- _PROBLEM DETAILS_
Restate the records in their entirety, word for word.

(App and web page records)
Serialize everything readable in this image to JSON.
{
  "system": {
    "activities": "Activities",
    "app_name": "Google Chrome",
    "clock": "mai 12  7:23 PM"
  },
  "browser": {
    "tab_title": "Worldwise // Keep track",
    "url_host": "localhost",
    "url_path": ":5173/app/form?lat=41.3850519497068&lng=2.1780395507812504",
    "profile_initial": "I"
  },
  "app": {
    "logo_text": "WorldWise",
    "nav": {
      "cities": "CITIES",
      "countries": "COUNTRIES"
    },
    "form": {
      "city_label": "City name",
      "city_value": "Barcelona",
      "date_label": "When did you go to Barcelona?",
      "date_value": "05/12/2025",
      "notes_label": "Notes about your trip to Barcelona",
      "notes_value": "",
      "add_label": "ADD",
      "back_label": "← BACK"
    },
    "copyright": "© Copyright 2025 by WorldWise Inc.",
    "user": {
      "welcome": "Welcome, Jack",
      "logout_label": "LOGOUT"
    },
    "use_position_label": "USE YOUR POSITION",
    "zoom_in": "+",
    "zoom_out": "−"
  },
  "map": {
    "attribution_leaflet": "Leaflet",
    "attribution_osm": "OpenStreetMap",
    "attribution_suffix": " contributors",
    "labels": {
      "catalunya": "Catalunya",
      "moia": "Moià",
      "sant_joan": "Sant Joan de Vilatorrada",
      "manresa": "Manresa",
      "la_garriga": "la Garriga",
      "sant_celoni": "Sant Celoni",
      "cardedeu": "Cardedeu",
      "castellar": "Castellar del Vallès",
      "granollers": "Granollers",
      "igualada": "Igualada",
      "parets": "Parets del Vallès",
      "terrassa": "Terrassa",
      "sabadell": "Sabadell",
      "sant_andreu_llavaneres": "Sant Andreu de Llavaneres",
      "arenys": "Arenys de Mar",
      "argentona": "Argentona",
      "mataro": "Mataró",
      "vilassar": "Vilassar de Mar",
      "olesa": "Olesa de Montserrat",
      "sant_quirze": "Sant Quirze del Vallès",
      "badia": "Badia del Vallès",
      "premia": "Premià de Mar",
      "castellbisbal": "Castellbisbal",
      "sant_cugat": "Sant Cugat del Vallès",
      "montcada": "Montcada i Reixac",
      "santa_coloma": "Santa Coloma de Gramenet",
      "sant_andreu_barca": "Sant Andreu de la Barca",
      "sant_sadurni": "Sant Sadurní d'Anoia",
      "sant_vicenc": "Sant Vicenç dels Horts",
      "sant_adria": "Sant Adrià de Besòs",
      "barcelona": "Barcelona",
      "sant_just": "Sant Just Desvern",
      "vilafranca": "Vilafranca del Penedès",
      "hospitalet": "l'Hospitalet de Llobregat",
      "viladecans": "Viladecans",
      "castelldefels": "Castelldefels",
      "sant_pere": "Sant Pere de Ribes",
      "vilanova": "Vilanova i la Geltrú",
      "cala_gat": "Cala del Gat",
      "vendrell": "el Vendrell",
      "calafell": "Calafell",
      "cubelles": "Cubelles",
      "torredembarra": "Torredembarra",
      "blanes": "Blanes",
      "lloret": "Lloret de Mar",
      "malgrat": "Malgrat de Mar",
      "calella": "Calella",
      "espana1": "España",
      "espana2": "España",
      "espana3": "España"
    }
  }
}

- _REPLY TO THE TASK_
Serialize everything readable in this image to JSON.
{
  "system": {
    "activities": "Activities",
    "app_name": "Google Chrome",
    "clock": "mai 12  7:23 PM"
  },
  "browser": {
    "tab_title": "Worldwise // Keep track",
    "url_host": "localhost",
    "url_path": ":5173/app/form?lat=41.3850519497068&lng=2.1780395507812504",
    "profile_initial": "I"
  },
  "app": {
    "logo_text": "WorldWise",
    "nav": {
      "cities": "CITIES",
      "countries": "COUNTRIES"
    },
    "form": {
      "city_label": "City name",
      "city_value": "Barcelona",
      "date_label": "When did you go to Barcelona?",
      "date_value": "05/12/2025",
      "notes_label": "Notes about your trip to Barcelona",
      "notes_value": "",
      "add_label": "ADD",
      "back_label": "← BACK"
    },
    "copyright": "© Copyright 2025 by WorldWise Inc.",
    "user": {
      "welcome": "Welcome, Jack",
      "logout_label": "LOGOUT"
    },
    "use_position_label": "USE YOUR POSITION",
    "zoom_in": "+",
    "zoom_out": "−"
  },
  "map": {
    "attribution_leaflet": "Leaflet",
    "attribution_osm": "OpenStreetMap",
    "attribution_suffix": " contributors",
    "labels": {
      "catalunya": "Catalunya",
      "moia": "Moià",
      "sant_joan": "Sant Joan de Vilatorrada",
      "manresa": "Manresa",
      "la_garriga": "la Garriga",
      "sant_celoni": "Sant Celoni",
      "cardedeu": "Cardedeu",
      "castellar": "Castellar del Vallès",
      "granollers": "Granollers",
      "igualada": "Igualada",
      "parets": "Parets del Vallès",
      "terrassa": "Terrassa",
      "sabadell": "Sabadell",
      "sant_andreu_llavaneres": "Sant Andreu de Llavaneres",
      "arenys": "Arenys de Mar",
      "argentona": "Argentona",
      "mataro": "Mataró",
      "vilassar": "Vilassar de Mar",
      "olesa": "Olesa de Montserrat",
      "sant_quirze": "Sant Quirze del Vallès",
      "badia": "Badia del Vallès",
      "premia": "Premià de Mar",
      "castellbisbal": "Castellbisbal",
      "sant_cugat": "Sant Cugat del Vallès",
      "montcada": "Montcada i Reixac",
      "santa_coloma": "Santa Coloma de Gramenet",
      "sant_andreu_barca": "Sant Andreu de la Barca",
      "sant_sadurni": "Sant Sadurní d'Anoia",
      "sant_vicenc": "Sant Vicenç dels Horts",
      "sant_adria": "Sant Adrià de Besòs",
      "barcelona": "Barcelona",
      "sant_just": "Sant Just Desvern",
      "vilafranca": "Vilafranca del Penedès",
      "hospitalet": "l'Hospitalet de Llobregat",
      "viladecans": "Viladecans",
      "castelldefels": "Castelldefels",
      "sant_pere": "Sant Pere de Ribes",
      "vilanova": "Vilanova i la Geltrú",
      "cala_gat": "Cala del Gat",
      "vendrell": "el Vendrell",
      "calafell": "Calafell",
      "cubelles": "Cubelles",
      "torredembarra": "Torredembarra",
      "blanes": "Blanes",
      "lloret": "Lloret de Mar",
      "malgrat": "Malgrat de Mar",
      "calella": "Calella",
      "espana1": "España",
      "espana2": "España",
      "espana3": "España"
    }
  }
}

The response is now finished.